History Clipped Straight From the Source — NPR has a nice bit about the Odessa oil boom as recounted in the oldest gossip, news, and opinion institution—the local barbershop. Despite the lack of woman in the boom town, one gonzo journalist/barbershop patron reports that “In fact, you can date an old gal from Chicago, one from Philadelphia, one form New York, one from Boston. I’ve actually done that in one month.” Perhaps more revealing is the all living history NPR reporter Mose Buchele coxed out of the barbers. One of the coolest tidbits is that the barbers can judge how well the oil business is going by the number of cuts they’re giving. Fewer trims means more time in the fields. The whole report isn’t very long but is definitely worth a listen.

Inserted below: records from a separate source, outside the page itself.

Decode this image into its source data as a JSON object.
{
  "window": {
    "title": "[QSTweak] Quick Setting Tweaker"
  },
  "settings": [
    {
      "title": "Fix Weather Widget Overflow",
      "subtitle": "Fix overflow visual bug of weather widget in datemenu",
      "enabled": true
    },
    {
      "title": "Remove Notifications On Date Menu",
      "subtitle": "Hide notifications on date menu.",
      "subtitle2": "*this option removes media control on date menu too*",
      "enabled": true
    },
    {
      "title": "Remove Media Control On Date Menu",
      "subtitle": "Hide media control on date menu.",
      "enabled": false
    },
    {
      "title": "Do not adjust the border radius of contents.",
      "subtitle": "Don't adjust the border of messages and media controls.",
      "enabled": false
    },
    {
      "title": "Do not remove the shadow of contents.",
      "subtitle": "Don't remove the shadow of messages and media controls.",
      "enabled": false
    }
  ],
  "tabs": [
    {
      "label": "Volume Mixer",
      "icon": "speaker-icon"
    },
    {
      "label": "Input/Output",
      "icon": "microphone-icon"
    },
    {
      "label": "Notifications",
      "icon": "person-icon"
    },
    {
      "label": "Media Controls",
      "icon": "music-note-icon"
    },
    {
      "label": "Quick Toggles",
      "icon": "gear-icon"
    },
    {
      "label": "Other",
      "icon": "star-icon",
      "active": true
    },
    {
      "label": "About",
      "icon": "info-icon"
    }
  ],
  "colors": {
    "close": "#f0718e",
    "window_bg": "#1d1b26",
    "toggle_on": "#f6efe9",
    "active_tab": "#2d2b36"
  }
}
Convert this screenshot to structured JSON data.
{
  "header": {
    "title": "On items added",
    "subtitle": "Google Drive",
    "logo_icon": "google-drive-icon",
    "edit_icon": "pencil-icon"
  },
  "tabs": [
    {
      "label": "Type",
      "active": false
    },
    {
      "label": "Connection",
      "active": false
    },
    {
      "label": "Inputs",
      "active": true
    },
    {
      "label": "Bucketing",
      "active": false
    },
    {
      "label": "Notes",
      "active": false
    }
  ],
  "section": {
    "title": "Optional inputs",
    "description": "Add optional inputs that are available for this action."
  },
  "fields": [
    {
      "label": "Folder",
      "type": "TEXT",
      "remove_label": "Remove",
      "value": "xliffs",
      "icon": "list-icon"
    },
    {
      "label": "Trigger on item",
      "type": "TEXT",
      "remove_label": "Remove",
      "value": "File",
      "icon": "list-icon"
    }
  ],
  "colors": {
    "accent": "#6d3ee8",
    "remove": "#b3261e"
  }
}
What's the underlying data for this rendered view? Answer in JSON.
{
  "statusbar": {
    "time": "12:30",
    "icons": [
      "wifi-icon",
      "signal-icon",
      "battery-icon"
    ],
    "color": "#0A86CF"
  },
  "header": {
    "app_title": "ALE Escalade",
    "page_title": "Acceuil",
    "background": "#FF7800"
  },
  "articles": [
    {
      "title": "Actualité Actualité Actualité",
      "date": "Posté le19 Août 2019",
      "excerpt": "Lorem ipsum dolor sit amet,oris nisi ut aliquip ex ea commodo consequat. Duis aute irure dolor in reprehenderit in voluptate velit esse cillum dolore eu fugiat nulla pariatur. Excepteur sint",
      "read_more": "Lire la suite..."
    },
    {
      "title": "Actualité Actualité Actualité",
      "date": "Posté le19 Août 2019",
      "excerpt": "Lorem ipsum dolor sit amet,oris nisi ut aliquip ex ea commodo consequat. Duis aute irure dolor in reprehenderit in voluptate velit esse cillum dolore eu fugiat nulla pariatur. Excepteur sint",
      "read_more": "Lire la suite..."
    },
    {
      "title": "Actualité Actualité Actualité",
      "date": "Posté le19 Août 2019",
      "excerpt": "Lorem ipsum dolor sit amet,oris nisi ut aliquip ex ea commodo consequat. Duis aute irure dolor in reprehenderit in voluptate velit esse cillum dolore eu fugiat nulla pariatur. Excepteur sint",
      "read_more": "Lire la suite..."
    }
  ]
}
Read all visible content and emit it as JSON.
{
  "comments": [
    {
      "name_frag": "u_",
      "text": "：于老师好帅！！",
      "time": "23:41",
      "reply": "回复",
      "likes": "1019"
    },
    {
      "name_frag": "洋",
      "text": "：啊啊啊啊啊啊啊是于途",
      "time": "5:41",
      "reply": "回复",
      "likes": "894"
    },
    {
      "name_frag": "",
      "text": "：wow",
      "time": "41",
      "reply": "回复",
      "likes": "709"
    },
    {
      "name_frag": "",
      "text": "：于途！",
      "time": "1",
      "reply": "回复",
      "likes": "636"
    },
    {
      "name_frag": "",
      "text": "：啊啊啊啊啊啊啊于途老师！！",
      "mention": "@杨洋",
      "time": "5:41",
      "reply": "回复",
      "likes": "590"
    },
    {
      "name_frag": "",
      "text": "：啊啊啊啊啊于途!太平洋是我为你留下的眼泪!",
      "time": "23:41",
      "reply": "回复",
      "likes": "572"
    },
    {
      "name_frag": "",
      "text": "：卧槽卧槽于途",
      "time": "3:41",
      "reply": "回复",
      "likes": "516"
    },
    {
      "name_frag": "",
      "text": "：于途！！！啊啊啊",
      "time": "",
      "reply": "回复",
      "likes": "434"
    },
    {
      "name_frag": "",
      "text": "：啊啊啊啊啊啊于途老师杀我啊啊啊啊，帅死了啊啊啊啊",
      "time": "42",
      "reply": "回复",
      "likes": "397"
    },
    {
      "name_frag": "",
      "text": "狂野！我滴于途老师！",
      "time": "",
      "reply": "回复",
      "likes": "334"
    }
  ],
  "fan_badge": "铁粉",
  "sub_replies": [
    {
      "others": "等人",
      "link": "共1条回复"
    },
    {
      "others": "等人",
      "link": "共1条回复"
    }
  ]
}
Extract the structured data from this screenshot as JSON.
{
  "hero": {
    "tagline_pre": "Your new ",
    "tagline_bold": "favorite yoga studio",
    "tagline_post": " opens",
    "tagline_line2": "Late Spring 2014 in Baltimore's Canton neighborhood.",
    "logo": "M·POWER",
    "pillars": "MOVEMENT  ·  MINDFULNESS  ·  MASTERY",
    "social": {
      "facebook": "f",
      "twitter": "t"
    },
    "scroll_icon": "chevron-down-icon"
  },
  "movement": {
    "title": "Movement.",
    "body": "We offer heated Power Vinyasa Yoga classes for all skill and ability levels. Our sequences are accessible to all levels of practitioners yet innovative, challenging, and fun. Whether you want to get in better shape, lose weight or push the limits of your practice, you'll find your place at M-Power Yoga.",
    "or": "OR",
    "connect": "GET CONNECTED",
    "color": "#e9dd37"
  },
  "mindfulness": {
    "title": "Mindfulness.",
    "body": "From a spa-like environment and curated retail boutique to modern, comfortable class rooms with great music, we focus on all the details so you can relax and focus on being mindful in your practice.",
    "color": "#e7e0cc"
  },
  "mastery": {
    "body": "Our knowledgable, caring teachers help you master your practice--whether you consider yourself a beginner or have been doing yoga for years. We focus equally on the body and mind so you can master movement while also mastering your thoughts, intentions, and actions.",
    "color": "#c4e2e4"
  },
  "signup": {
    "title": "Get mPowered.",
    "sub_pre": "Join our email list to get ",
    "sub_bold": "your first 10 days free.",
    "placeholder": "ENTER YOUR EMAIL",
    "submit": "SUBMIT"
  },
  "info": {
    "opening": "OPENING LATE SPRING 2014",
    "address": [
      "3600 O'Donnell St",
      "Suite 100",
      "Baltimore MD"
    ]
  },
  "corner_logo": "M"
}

The Biggest Players in Sanctioned Human-Trafficking Racket — Business Insider crunched the numbers on how much college footballers might be worth “if they played in a free market system.” Surprise, surprise: Texas players would fetch the most at auction, coming in at $578,000, about $100,000 more than runner-up Michigan. For everyone not playing the actual game, the twisted nature of football finances is a booster club that just keeps on giving.